Top prosecutor 'won't be extorted' over Republican threat

Washington (AFP) –


US Deputy Attorney General Rod Rosenstein said Tuesday the Justice Department would not bow to threats after Republicans in Congress prepared documents to remove him.

"The Department of Justice is not going to be extorted," said Rosenstein, who has direct authority over the investigation of possible links between Donald Trump's presidential campaign and Russia during the 2016 election.

"Any kind of threats that anybody makes are not going to affect the way we do our job," said Rosenstein, speaking at a Freedom Forum event in Washington.

"We're going to do what's required by the rule of law."

Rosenstein made the statement after conservative Republicans in the House of Representatives drafted an impeachment measure against him, which if passed could eliminate the main protector of Russia probe Special Counsel Robert Mueller.

Mueller's investigation is closing in on Trump's inner circle and the president himself over alleged collusion with Russia, as well as obstruction of justice.

The Washington Post said the unsigned draft articles of impeachment were drawn up by the Freedom Caucus, a Republican group that strongly backs Trump.

The group, and other Republicans in Congress, have been pressuring the Justice Department and Rosenstein to hand over classified information related to Justice Department investigations on Russia and on Trump's one-time Democratic rival Hillary Clinton.
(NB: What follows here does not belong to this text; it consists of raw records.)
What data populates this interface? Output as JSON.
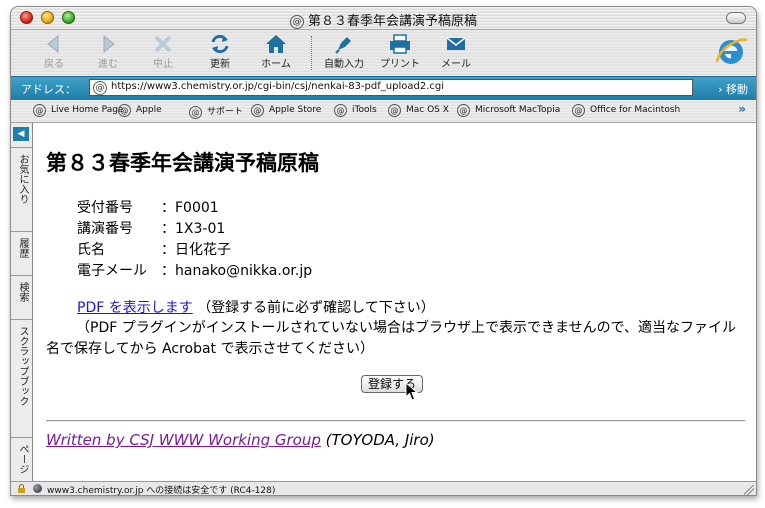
{
  "window": {
    "title": "第８３春季年会講演予稿原稿",
    "title_icon": "at-sign-icon"
  },
  "toolbar": {
    "back_label": "戻る",
    "forward_label": "進む",
    "stop_label": "中止",
    "refresh_label": "更新",
    "home_label": "ホーム",
    "autofill_label": "自動入力",
    "print_label": "プリント",
    "mail_label": "メール"
  },
  "address": {
    "label": "アドレス：",
    "url": "https://www3.chemistry.or.jp/cgi-bin/csj/nenkai-83-pdf_upload2.cgi",
    "go_label": "› 移動"
  },
  "favorites": [
    {
      "label": "Live Home Page"
    },
    {
      "label": "Apple"
    },
    {
      "label": "サポート"
    },
    {
      "label": "Apple Store"
    },
    {
      "label": "iTools"
    },
    {
      "label": "Mac OS X"
    },
    {
      "label": "Microsoft MacTopia"
    },
    {
      "label": "Office for Macintosh"
    }
  ],
  "favorites_more": "»",
  "sidebar": {
    "tabs": [
      "お気に入り",
      "履歴",
      "検索",
      "スクラップブック",
      "ページ"
    ]
  },
  "page": {
    "heading": "第８３春季年会講演予稿原稿",
    "info": [
      {
        "key": "受付番号",
        "value": "：F0001"
      },
      {
        "key": "講演番号",
        "value": "：1X3-01"
      },
      {
        "key": "氏名",
        "value": "：日化花子"
      },
      {
        "key": "電子メール",
        "value": "：hanako@nikka.or.jp"
      }
    ],
    "pdf_link": "PDF を表示します",
    "pdf_note": "（登録する前に必ず確認して下さい）",
    "plugin_note": "（PDF プラグインがインストールされていない場合はブラウザ上で表示できませんので、適当なファイル名で保存してから Acrobat で表示させてください）",
    "register_button": "登録する",
    "footer_link": "Written by CSJ WWW Working Group",
    "footer_author": "(TOYODA, Jiro)"
  },
  "status": {
    "text": "www3.chemistry.or.jp への接続は安全です (RC4-128)"
  },
  "colors": {
    "address_bar": "#1f7eaa",
    "link": "#1a1acc",
    "visited_link": "#7a1a9a"
  }
}
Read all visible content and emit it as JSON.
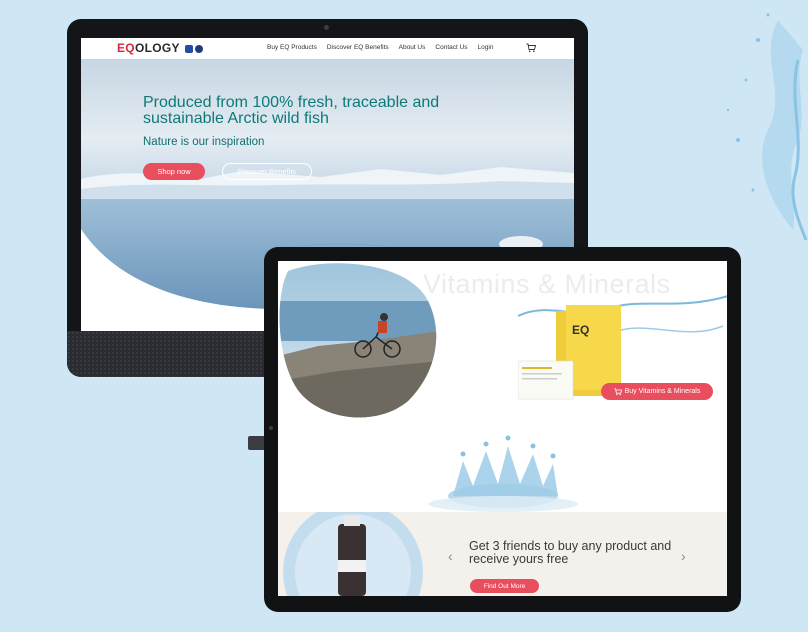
{
  "desktop_site": {
    "logo": {
      "eq": "EQ",
      "rest": "OLOGY"
    },
    "nav": [
      "Buy EQ Products",
      "Discover EQ Benefits",
      "About Us",
      "Contact Us",
      "Login"
    ],
    "hero": {
      "title": "Produced from 100% fresh, traceable and sustainable Arctic wild fish",
      "subtitle": "Nature is our inspiration",
      "shop_button": "Shop now",
      "discover_button": "Discover Benefits"
    }
  },
  "tablet_site": {
    "heading": "Vitamins & Minerals",
    "product_brand": "EQ",
    "buy_button": "Buy Vitamins & Minerals",
    "promo": {
      "text": "Get 3 friends to buy any product and receive yours free",
      "button": "Find Out More"
    }
  },
  "colors": {
    "background": "#cfe6f5",
    "accent": "#e94e5f",
    "hero_text": "#0e7a78",
    "logo_red": "#d7263d"
  },
  "icons": [
    "cart-icon",
    "cart-icon",
    "chevron-left-icon",
    "chevron-right-icon"
  ]
}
There was no sign that they were ready to act on the threat to impeach Rosenstein, and Freedom Caucus leader Mark Meadows called it a "last resort," Politico reported.

Trump himself has mulled to aides firing both Rosenstein and Mueller in frustration over the year-old investigation, which has already yielded 19 indictments, including three former top Trump campaign officials.

News of the draft came after The New York Times reported late Tuesday that questions Mueller's team had recently provided the White House for Trump indicated they were examining allegations that the president tried to obstruct the Russia probe.

The list of questions seeks to find out Trump's frame of mind when he fired former FBI director James Comey.

They also ask what Trump knew about the many contacts between members of his campaign and Russians.

Trump's lawyers have not indicated whether he would accept to be interviewed by Mueller.

"It would seem very hard to obstruct justice for a crime that never happened! Witch Hunt!" Trump shot back in a round of early-morning tweets.